“There is a pleasure in reading about the role reversals in the literary community that Carpenter so painstakingly depicts in Friday’s at Enrico’s, but the real joy of this book is in the depiction of real aspects of such an important time for Californian literature that doesn’t get too glassy-eyed and nostalgic. As Lethem writes in the afterword, “Carpenter writes as someone who knows the West as a real geography, with a culture of its own, a place to live the usual quandaries of existence, rather than a petri dish for American Destiny.””
KQED Radio

“The novel demonstrates the harsh limits on satisfaction in the life of a writer. Each character’s journey is depicted without sentimentality. They each endeavor to write and publish when they can, but the moments of joy publication brings them are brief. This world is one without lasting certitude. Peace and satisfaction sometimes obtained, but difficult to possess for too long.”
The Rumpus

“His writing, about Portland pool hustlers, lady-killing comedians, and drug-sniffing screenwriters, is as radiant and surprising now as it was the moment it was written…Carpenter’s novels stand out for their resolute, hardscrabble sunniness…his love for the West Coast, for old movies and cold beer, and, above all else, for writing, suffuses every page…Enrico’s is unquestionably his masterpiece.”

“Fridays at Enrico’s lovingly follows the literary fortunes of a ragtag band of West Coast hopefuls from their clumsy first drafts and drunken love affairs through bestsellerdom, writer’s block and the Hollywood script mills.”
—Stewart O’Nan, author of Last Night at the Lobster, and Emily, Alone

Fridays At Enrico’s may be the truest depiction of literary life I’ve ever encountered. Truer than Lost Illusions, truer than New Grub Street; Carpenter depicts the lives of his bohemians up and down the west coast with a kind of calm radiance.”
—Matthew Specktor, author of American Dream Machine

Fridays at Enrico’s is thrilling, hypnotic, funny, so precise and lyrical at the same time. It broke my heart, in a good way, to feel him so alive again on the page, writing at the peak of his powers, capturing the literary scene, everyone’s tender dark wounded heart, the wild and redemptive beauty of nature…he had an amazing mind—brilliant, compassionate and angry, wise and mesmerizing, and this book is all those things, too.”
—Anne Lamott, author of Bird by Bird and Stitches
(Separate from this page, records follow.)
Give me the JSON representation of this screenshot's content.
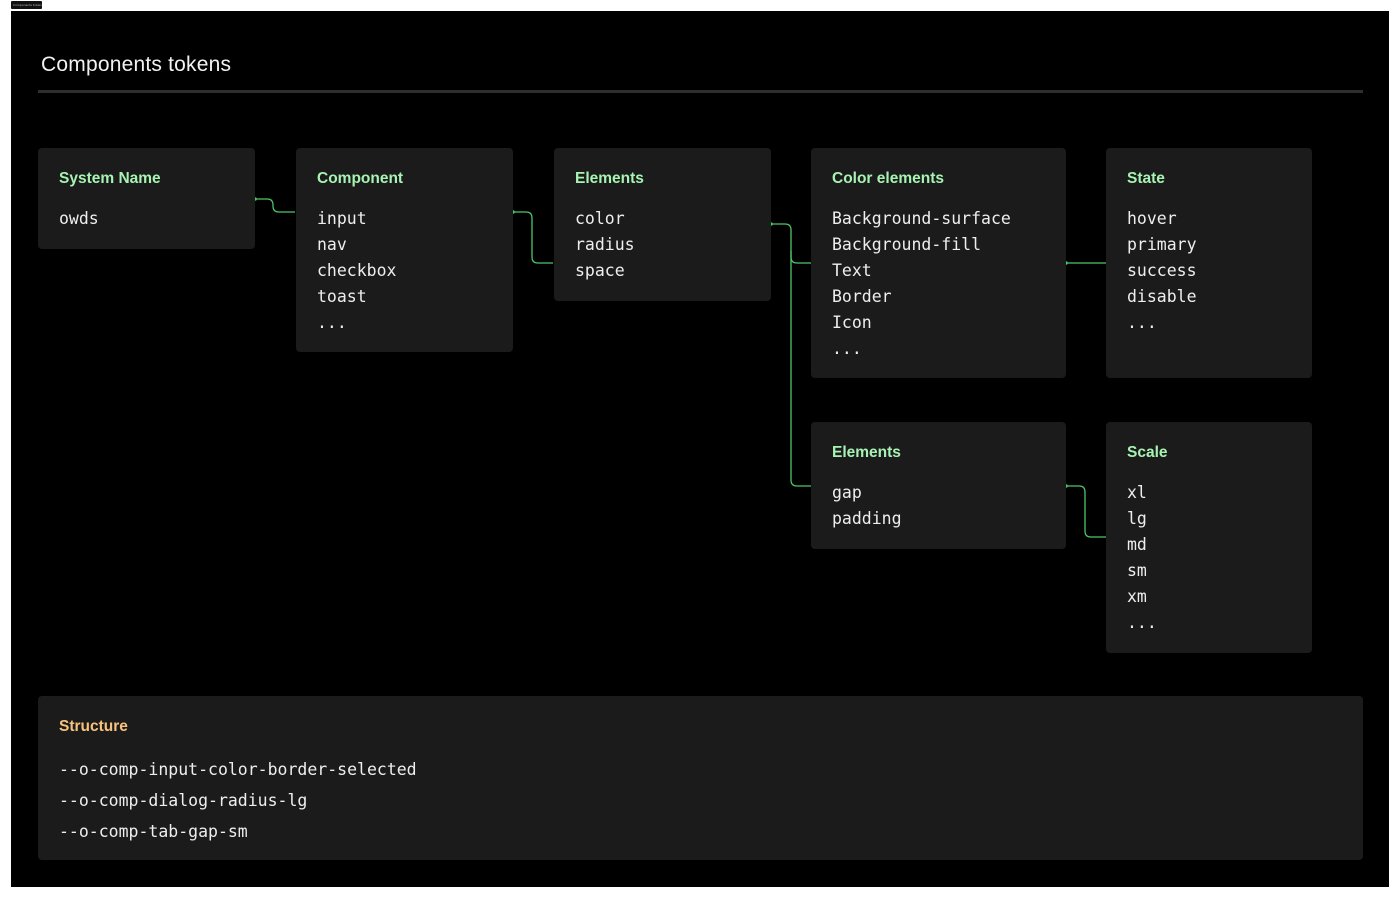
{
  "frame_label": "Components tokens",
  "page": {
    "title": "Components tokens"
  },
  "colors": {
    "background": "#000000",
    "card": "#1b1b1b",
    "accent_green": "#a7f3b3",
    "accent_orange": "#f7c27e",
    "connector": "#4cc56a"
  },
  "cards": {
    "system_name": {
      "title": "System Name",
      "items": [
        "owds"
      ]
    },
    "component": {
      "title": "Component",
      "items": [
        "input",
        "nav",
        "checkbox",
        "toast",
        "..."
      ]
    },
    "elements_main": {
      "title": "Elements",
      "items": [
        "color",
        "radius",
        "space"
      ]
    },
    "color_elements": {
      "title": "Color elements",
      "items": [
        "Background-surface",
        "Background-fill",
        "Text",
        "Border",
        "Icon",
        "..."
      ]
    },
    "state": {
      "title": "State",
      "items": [
        "hover",
        "primary",
        "success",
        "disable",
        "..."
      ]
    },
    "elements_space": {
      "title": "Elements",
      "items": [
        "gap",
        "padding"
      ]
    },
    "scale": {
      "title": "Scale",
      "items": [
        "xl",
        "lg",
        "md",
        "sm",
        "xm",
        "..."
      ]
    },
    "structure": {
      "title": "Structure",
      "items": [
        "--o-comp-input-color-border-selected",
        "--o-comp-dialog-radius-lg",
        "--o-comp-tab-gap-sm"
      ]
    }
  }
}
Buzzfeed, Jonathan Lethem Talks Don Carpenter

The Paris Review, Jonathan Lethem on finishing Carpenter